Malcolm X: A Life of Reinvention

By Reviewed by Jeffrey Winn |

Judges Under Fire: Human Rights, Independent Judges, and the Rule of Law

By Reviewed by Helen E. Freedman |

Tangled Webs: How False Statements Are Undermining America

By Reviewed by Joel Cohen |

Convicting the Innocent: Where Criminal Prosecutions Go Wrong

By Reviewed by Walter Barthold |

Nonprofit Law: The Life Cycle Of a Charitable Corporation

By Reviewed by Kenneth H. Ryesky |

Learned Hand: The Man and the Judge (Second Edition)

By Reviewed by Walter Barthold |

Finding the Uncommon Deal

By Reviewed by Barbara Jaffe |

Justice Perverted: Sex Offender Law, Psychology and Public Policy

By Reviewed by Gary Muldoon |

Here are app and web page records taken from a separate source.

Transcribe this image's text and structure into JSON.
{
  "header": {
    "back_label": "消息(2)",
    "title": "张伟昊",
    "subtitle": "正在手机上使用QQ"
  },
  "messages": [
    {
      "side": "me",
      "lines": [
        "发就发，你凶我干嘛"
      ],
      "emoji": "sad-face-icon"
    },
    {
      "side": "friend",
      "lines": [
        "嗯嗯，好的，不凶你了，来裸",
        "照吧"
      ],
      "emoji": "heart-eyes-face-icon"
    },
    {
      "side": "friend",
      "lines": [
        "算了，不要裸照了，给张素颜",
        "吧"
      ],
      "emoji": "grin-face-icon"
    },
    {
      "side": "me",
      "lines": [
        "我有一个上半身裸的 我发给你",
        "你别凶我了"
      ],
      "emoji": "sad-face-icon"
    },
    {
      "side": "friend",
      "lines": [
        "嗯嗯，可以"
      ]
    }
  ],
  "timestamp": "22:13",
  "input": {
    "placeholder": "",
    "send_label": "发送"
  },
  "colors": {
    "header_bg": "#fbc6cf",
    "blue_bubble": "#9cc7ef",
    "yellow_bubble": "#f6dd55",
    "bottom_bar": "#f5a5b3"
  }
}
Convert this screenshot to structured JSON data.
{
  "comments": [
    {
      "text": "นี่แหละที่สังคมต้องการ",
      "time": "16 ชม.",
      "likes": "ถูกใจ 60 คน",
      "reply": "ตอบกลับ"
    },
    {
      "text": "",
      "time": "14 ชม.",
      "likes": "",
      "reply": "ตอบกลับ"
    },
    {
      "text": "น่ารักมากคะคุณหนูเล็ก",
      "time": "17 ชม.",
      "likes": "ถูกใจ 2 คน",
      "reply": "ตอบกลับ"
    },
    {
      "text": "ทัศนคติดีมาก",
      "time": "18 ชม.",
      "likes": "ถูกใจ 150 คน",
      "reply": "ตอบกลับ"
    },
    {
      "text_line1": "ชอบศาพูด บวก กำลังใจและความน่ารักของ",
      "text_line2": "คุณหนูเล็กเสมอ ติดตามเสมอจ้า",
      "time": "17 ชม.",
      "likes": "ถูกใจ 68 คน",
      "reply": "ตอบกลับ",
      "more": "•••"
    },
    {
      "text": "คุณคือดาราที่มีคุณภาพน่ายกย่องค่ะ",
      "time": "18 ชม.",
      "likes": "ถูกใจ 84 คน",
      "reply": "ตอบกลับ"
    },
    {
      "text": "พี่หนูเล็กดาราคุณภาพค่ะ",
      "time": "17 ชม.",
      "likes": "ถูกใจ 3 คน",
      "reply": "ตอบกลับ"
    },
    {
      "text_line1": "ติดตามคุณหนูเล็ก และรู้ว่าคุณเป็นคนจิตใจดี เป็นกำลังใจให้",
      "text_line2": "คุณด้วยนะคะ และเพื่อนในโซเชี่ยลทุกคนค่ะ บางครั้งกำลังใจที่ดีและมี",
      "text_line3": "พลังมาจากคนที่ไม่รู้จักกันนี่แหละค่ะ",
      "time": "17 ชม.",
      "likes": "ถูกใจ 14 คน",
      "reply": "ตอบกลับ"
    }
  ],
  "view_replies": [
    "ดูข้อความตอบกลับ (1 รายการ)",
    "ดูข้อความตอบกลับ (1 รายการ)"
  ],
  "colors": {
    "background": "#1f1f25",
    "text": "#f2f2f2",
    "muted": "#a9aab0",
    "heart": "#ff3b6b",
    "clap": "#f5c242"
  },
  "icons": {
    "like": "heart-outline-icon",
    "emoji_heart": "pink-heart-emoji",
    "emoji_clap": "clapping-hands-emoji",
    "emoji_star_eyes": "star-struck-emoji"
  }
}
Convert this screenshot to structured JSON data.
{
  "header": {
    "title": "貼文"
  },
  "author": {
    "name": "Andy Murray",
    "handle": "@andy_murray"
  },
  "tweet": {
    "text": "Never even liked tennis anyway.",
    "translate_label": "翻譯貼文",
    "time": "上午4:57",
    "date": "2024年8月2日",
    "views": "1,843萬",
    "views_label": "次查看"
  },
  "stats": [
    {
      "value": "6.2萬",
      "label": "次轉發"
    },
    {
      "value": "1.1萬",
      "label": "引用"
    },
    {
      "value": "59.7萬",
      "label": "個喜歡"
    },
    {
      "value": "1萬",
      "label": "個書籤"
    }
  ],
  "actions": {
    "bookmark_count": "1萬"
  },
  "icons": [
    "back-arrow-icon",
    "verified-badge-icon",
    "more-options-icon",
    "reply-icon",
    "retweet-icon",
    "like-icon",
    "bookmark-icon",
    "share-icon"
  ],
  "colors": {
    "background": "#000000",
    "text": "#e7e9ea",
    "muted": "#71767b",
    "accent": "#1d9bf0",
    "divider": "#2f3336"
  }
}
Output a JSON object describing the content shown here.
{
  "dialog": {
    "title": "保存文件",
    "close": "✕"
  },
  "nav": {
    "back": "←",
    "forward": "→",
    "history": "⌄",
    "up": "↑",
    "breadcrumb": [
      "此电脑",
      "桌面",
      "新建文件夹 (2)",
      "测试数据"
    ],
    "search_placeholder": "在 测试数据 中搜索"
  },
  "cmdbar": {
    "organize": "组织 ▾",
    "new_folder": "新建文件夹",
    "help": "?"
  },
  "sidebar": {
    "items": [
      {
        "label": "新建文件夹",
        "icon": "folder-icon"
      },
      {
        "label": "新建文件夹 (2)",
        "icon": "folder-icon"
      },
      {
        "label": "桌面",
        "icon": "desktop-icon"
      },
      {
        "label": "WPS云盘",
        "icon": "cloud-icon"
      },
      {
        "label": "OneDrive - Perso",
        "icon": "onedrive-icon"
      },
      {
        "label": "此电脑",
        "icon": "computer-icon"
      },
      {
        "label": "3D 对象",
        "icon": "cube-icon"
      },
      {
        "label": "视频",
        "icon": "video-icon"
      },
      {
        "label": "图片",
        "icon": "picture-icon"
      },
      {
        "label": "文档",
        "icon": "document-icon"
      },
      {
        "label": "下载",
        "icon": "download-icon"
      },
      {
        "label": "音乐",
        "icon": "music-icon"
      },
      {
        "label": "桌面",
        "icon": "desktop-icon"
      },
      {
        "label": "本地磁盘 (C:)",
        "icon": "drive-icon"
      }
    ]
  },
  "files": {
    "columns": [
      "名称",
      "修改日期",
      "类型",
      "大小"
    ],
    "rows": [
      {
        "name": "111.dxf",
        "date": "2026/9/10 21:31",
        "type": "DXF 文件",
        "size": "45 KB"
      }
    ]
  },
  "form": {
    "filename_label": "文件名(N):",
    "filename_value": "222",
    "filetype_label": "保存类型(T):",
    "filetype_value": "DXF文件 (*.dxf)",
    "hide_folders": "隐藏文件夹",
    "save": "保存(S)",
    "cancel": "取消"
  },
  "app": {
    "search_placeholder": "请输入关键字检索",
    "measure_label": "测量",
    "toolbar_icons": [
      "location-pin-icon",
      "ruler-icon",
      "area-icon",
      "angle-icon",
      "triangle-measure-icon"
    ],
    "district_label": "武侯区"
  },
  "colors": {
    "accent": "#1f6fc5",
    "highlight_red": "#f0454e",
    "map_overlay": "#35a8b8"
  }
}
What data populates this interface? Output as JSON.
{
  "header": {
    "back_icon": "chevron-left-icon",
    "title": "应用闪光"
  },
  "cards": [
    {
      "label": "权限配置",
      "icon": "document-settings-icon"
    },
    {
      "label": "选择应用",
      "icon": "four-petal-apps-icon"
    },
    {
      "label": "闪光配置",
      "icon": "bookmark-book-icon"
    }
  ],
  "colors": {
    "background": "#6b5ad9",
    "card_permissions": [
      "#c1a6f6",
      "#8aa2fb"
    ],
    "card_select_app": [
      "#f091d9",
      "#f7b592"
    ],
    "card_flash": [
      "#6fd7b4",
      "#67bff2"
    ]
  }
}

This book examines the interplay of psychology, law and public policy in an exceedingly controversial area of criminal justice: sex offender laws, examining civil commitment, sex offender registration, child pornography and Internet sex offenses.

Lawyer Barons: What Their Contingency Fees Really Cost America

By Reviewed by Dennis Jacobs |

George Washington: A Life

By Jeffrey Winn |

Final Verdict: What Really Happened In the Rosenberg Case

By Reviewed by Walter Barthold |

Commercial Litigation in the New York Courts

By Thomas E. Mercure |

The Honor Code: How Moral Revolutions Happen

By Reviewed by Walter Barthold |

Truth Be Veiled, A Justin Steele Murder Case

By Reviewed by Laura A. Ward |

Henry Clay: The Essential American

By Reviewed by Walter Barthold |

Unlikely Muse: Legal Thinking and Artistic Imagination

By Reviewed by Alan Fell |

Necessary Secrets: National Security, the Media, and the Rule of Law

By Reviewed by Walter Barthold |

Supreme Power: Franklin Roosevelt vs. the Supreme Court

By Reviewed by Walter Barthold |

Federal Criminal Practice: A Second Circuit Handbook

By Reviewed by Ronald P. Fischetti |

The Crisis of Capitalist Democracy

By Reviewed by Walter Barthold |

Unbillable Hours: A True Story

By Review By Michael Stern |